The cast of Singin' in the Rain get a soaking... and so does the front row of the stalls!

Review: Singin’ in the Rain certainly gives you that glorious feeling!

Tuesday 12 April 2022

It's regularly been voted as one of the most popular films ever made in musical genre terms but Metro-Goldwyn-Mayer's 1952 Singin’ in the Rain masterpiece from Hollywood's golden era has become just as popular having transferred to the stage, writes Alan Wooding.

Its songs have become so iconic that just like many of Andrew Lloyd Webber's shows, you're just as likely to be humming them before entering the theatre as you are on the way out. When Milton Keynes Theatre announced last year that Singin’ in the Rain would be part of a 2022 nationwide tour, I jumped at the chance to review it… and I certainly didn't come away disappointed!

Directed by Jonathan Church, the tour opened at Canterbury’s Marlowe Theatre last month and with Steps' all-rounder Faye Tozer and Broadway regular Sam Lips playing the iconic roles of Lina Lamont and Don Lockwood respectively, together they help bring Nacio Herb Brown and Arthur Freed's memorable songbook to life.

I actually watched the film – which made megastars of Gene Kelly, Donald O'Connor and Debbie Reynolds – on television a month ago so the storyline and musical numbers were already fresh in my head as I entered tonight's packed theatre.

Beside the wonderful singing, acting and fabulous choreography, it’s the clever staging and in particular the rain sequences which so impress. More than 6,000 litres of water – heated to a comfortable 37 degrees! – is sprayed on the cast thanks to concealed rubber hoses and a great sprinkler system. But just as impressive is the huge drainage trough which allows the water to be recovered in around 15 minutes before being recycled, cleaned and used over again at the end of the Second Act!

For those unfamiliar with the story, Singin’ in the Rain follows two 1920s Hollywood actors who attempt to transition from the silent screen to the talkies – and there’s plenty of comedic moments along the way.

While Gene Kelly’s role of leading man Don Lockwood has gone down in cinema history, when Sam Lips dons his tap shoes in the same role of the silent movie heartthrob, he lights up the stage and finally charms wannabe stage actress Kathy Selden having searched for her for weeks following a chance meeting while sitting on a bench trying to avoid his adoring fans.

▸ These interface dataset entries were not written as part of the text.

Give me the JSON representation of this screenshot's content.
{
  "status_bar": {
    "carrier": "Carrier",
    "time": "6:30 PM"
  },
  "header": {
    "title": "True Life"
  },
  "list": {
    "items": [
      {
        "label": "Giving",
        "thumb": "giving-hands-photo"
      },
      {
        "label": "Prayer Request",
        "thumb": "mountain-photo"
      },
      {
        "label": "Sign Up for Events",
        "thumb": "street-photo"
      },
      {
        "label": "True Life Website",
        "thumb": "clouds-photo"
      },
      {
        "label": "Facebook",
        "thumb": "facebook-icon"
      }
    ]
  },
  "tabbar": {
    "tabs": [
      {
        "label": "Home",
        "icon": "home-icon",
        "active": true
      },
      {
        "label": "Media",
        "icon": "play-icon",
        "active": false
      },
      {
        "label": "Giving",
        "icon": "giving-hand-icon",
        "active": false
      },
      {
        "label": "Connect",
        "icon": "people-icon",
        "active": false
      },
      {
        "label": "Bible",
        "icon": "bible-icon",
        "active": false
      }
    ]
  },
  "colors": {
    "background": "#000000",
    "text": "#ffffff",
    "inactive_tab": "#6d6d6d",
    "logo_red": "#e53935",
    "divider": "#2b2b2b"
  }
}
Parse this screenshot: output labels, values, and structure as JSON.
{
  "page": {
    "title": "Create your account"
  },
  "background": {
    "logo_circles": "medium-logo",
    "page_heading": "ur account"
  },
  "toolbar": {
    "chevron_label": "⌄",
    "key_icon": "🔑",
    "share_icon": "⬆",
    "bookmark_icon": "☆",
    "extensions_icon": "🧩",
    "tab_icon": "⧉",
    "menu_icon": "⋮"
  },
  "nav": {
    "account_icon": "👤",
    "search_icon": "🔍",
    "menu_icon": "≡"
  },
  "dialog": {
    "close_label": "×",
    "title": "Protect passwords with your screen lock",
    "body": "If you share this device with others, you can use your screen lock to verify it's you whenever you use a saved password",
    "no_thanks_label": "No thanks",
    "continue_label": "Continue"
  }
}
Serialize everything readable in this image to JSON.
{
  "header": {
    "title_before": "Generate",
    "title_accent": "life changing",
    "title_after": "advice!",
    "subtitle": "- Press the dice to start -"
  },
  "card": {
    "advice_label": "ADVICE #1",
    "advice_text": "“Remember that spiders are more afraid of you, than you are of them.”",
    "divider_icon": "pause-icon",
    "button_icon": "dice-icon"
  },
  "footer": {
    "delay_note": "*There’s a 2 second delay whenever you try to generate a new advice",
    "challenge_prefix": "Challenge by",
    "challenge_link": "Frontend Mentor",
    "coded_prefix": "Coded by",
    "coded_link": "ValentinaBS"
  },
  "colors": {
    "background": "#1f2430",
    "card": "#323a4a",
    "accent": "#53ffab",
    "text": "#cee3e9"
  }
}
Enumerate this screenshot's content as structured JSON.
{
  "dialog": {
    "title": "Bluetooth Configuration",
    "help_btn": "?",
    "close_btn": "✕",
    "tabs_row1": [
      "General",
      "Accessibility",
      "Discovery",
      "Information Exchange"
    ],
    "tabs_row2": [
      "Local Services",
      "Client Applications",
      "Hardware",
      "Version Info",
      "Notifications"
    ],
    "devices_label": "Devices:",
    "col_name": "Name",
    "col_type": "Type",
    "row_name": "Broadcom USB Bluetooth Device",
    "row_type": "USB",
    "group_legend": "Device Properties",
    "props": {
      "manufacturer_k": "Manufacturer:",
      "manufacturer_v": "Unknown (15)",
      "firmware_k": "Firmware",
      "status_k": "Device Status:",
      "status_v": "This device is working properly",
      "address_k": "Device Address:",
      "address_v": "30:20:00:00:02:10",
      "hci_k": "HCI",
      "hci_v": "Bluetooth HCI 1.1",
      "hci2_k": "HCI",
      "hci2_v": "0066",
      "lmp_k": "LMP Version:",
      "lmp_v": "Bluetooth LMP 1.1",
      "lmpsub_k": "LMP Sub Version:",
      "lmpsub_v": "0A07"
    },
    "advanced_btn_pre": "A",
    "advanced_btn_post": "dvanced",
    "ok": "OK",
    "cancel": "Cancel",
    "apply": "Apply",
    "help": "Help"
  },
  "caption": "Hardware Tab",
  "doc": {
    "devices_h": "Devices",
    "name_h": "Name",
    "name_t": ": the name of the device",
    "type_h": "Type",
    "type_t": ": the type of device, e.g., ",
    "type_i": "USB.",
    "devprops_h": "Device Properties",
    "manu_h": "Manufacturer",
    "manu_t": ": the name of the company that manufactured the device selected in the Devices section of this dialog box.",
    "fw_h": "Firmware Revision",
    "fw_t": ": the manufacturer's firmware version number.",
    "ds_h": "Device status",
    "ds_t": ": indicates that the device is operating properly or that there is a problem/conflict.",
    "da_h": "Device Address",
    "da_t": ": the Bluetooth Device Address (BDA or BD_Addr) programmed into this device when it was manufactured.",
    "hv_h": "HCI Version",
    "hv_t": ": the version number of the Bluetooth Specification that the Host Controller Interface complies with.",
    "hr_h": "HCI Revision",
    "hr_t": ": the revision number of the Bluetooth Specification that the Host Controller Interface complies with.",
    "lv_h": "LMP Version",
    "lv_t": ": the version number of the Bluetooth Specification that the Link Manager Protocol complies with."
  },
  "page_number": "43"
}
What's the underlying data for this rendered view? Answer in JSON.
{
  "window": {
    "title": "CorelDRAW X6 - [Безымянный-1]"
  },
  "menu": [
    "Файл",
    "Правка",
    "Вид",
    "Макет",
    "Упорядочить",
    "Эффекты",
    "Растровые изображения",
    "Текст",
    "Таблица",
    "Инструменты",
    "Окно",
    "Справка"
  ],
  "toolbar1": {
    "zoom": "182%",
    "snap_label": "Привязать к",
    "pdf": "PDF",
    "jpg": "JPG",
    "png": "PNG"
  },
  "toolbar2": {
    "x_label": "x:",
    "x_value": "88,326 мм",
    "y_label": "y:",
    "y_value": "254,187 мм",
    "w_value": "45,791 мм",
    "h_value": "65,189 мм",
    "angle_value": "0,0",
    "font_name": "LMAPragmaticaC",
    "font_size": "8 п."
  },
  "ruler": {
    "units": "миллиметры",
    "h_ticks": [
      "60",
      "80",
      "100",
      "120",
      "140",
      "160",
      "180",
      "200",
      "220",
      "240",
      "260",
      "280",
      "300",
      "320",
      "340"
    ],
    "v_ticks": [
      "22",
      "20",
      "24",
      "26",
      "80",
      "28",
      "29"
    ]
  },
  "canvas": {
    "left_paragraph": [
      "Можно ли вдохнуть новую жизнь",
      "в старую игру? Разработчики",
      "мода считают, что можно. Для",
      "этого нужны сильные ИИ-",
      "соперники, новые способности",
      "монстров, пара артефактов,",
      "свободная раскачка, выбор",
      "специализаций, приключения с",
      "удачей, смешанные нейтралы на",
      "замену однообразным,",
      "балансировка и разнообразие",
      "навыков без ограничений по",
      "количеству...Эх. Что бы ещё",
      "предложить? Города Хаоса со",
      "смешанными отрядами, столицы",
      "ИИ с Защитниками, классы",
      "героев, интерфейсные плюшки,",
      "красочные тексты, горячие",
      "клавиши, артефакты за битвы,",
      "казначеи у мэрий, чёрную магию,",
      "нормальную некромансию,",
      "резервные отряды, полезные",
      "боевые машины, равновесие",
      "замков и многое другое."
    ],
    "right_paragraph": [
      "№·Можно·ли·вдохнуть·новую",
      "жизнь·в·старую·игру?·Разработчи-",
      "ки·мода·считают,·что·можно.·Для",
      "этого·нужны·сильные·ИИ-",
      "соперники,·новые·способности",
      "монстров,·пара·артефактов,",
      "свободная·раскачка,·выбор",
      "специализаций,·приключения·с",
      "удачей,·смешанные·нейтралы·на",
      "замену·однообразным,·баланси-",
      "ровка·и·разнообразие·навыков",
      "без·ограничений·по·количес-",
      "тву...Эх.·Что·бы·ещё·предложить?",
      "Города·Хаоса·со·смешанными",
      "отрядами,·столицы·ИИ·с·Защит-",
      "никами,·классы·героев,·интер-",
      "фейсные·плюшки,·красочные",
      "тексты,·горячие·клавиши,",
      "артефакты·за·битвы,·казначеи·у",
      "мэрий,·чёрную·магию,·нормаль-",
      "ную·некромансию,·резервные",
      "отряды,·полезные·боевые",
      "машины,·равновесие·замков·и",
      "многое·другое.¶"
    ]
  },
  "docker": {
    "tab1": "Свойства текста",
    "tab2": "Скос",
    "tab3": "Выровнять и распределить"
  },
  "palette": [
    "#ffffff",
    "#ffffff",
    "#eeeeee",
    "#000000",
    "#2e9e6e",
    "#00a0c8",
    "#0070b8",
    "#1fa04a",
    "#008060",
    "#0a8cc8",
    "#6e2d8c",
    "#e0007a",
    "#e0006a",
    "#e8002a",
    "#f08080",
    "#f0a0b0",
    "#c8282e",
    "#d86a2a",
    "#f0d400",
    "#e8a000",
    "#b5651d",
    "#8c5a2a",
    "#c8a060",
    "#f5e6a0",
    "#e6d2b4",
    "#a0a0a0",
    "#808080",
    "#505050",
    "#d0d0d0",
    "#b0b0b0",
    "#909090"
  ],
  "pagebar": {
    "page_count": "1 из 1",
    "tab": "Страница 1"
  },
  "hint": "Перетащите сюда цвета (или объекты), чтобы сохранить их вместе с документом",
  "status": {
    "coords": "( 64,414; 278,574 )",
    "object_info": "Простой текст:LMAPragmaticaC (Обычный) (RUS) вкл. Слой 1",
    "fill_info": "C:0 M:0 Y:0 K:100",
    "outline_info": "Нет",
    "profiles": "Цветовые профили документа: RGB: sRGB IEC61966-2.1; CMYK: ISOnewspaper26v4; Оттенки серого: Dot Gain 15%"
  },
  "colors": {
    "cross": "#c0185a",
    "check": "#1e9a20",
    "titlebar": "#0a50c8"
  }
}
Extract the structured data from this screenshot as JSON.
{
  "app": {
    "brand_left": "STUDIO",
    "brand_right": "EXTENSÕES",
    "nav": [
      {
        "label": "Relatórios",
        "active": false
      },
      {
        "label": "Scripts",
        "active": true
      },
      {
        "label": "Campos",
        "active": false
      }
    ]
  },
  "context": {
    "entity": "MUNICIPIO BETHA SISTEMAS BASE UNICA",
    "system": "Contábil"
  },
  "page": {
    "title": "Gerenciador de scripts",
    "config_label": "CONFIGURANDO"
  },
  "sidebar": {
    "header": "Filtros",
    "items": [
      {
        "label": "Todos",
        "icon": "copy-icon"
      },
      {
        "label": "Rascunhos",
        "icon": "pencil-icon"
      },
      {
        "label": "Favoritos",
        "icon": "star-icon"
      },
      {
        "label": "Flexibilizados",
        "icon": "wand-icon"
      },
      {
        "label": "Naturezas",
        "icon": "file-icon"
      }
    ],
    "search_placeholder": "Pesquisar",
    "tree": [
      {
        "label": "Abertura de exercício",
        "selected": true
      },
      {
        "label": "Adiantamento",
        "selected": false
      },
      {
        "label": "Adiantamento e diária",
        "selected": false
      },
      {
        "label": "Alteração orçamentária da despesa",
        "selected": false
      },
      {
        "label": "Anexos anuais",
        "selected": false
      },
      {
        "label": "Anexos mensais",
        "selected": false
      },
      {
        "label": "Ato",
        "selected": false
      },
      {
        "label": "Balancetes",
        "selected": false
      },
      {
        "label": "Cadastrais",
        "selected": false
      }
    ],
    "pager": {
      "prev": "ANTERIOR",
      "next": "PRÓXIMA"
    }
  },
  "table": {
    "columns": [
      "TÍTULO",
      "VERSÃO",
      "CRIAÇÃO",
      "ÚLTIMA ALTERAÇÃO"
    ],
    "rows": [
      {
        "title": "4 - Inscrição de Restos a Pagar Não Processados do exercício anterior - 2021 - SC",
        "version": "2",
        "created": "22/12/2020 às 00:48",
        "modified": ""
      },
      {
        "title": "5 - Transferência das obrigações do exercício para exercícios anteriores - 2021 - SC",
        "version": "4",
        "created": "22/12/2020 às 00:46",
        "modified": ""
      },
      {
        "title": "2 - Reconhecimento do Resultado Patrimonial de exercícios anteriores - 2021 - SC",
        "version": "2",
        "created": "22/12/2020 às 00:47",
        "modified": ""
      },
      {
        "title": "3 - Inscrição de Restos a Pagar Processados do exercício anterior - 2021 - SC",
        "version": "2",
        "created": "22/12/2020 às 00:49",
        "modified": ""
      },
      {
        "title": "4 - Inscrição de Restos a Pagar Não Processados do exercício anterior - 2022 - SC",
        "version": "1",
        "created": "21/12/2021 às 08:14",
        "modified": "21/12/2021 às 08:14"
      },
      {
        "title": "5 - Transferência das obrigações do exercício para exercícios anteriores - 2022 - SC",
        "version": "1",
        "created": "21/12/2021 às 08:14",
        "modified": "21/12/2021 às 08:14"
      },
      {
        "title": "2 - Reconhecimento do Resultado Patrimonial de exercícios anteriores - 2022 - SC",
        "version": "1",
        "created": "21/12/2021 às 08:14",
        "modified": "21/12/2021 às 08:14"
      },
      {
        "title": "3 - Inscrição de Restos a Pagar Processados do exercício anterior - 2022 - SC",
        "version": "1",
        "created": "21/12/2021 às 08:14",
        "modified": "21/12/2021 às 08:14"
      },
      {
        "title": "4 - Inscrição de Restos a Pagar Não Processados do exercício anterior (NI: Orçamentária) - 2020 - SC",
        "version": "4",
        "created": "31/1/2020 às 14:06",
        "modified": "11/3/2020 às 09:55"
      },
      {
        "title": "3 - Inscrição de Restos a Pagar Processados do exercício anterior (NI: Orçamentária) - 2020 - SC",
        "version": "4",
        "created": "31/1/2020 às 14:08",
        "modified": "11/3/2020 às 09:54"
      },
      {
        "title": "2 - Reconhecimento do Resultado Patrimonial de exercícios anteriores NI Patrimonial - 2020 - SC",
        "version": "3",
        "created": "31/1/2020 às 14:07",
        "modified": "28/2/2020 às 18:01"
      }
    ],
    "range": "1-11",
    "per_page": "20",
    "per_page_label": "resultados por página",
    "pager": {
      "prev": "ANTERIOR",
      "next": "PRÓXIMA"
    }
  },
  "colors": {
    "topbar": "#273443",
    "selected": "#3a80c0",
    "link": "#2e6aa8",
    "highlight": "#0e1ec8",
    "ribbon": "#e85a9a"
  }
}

Charlotte Gooch is the graceful Kathy who has a  terrific voice while she can certainly dance. But when the rain starts to pour in the key Singin' in the Rain number, it's the dashing Lockwood who skips and dances his way through the puddles while kicking water out over the audience who by now are not only rather wet, but are in fits of laughter.

Lockwood's right-hand funny man is Cosmo Brown (Ross McLaren) whose slapstick version of Make 'Em Laugh is brilliantly executed. Throughout the show his quips and wonderful comedy timing makes him a standout performer while I also loved the trio singing Good Morning as they danced around the street. 

As for Dunstable's Faye Tozer, she plays the beautiful Lina Lamont whose squeaky voice was fine for the silent era although she could never make it in the talkies. The pop star from Steps certainly has great fun as the preening silent movie icon and she certainly plays the role for laughs… but she acts pretty angrily when she finds out from her friend Zelda Zander (Imogen Brooke) that her voice has been over-dubbed by Kathy Selden in the fictional Monumental Pictures studio's first talking effort.

Acting veteran Sandra Dickinson is Hollywood journalists Dora Bailey who interviews the stars as they attend a film premiere – she's also a dialect coach desperately, but unsuccessfully, trying to teach Miss Lamont how to speak coherently. Meanwhile Michael Matus plays director Roscoe Dexter and Robin Kent is the singing Los Angeles cop.

There are two ballet sequences – which seems to pay homage to BBC Television’s Strictly Come Dancing despite the Monumental studio's owner requesting a tap dance routine in the film – while its  Andrew Wright’s brilliant choreography which is both visually stunning and extremely colourful – as is the whole show!

Clearly designed to deliver the Singin' in the Rain number, which closes both the First and Second Acts, it really involves the whole talented cast. However you certainly wonder how the backstage boys and girls manage to dry the stage during a 20 minute intermission besides getting all the costumes dry again so quickly on a day when there's a matinee performance.

As for me, I couldn’t help thinking back to Morecambe and Wise when they recreated that iconic rain dance scene. Meanwhile the ‘rain’ managed to give last night’s audience one final soaking before they headed for home, undoubtedly humming the tunes which would by now be ingrained in their memory – what a glorious feeling indeed!

Singin' in the Rain plays Milton Keynes Theatre until this Saturday.